## Source data
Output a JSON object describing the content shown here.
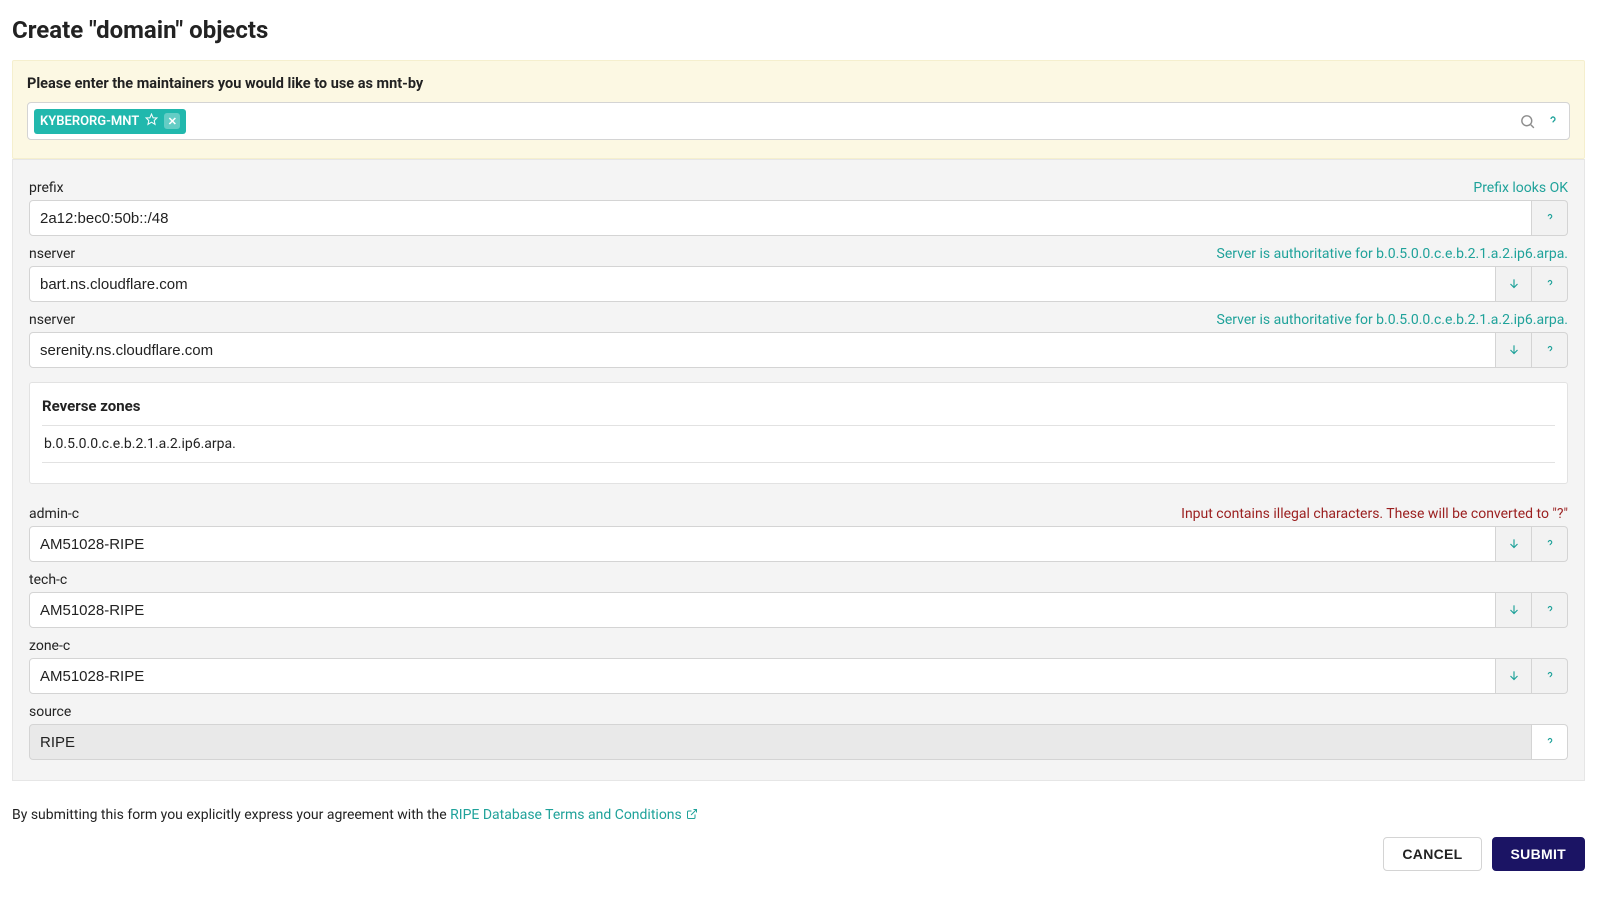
{
  "page": {
    "title": "Create \"domain\" objects"
  },
  "mntby": {
    "label": "Please enter the maintainers you would like to use as mnt-by",
    "tags": [
      {
        "name": "KYBERORG-MNT"
      }
    ]
  },
  "fields": {
    "prefix": {
      "label": "prefix",
      "value": "2a12:bec0:50b::/48",
      "hint": "Prefix looks OK"
    },
    "nserver1": {
      "label": "nserver",
      "value": "bart.ns.cloudflare.com",
      "hint": "Server is authoritative for b.0.5.0.0.c.e.b.2.1.a.2.ip6.arpa."
    },
    "nserver2": {
      "label": "nserver",
      "value": "serenity.ns.cloudflare.com",
      "hint": "Server is authoritative for b.0.5.0.0.c.e.b.2.1.a.2.ip6.arpa."
    },
    "reverse_zones": {
      "title": "Reverse zones",
      "items": [
        "b.0.5.0.0.c.e.b.2.1.a.2.ip6.arpa."
      ]
    },
    "adminc": {
      "label": "admin-c",
      "value": "AM51028-RIPE",
      "hint": "Input contains illegal characters. These will be converted to \"?\""
    },
    "techc": {
      "label": "tech-c",
      "value": "AM51028-RIPE"
    },
    "zonec": {
      "label": "zone-c",
      "value": "AM51028-RIPE"
    },
    "source": {
      "label": "source",
      "value": "RIPE"
    }
  },
  "footer": {
    "terms_prefix": "By submitting this form you explicitly express your agreement with the ",
    "terms_link": "RIPE Database Terms and Conditions",
    "cancel": "CANCEL",
    "submit": "SUBMIT"
  }
}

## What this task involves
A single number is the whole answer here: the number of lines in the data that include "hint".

## Task solution
4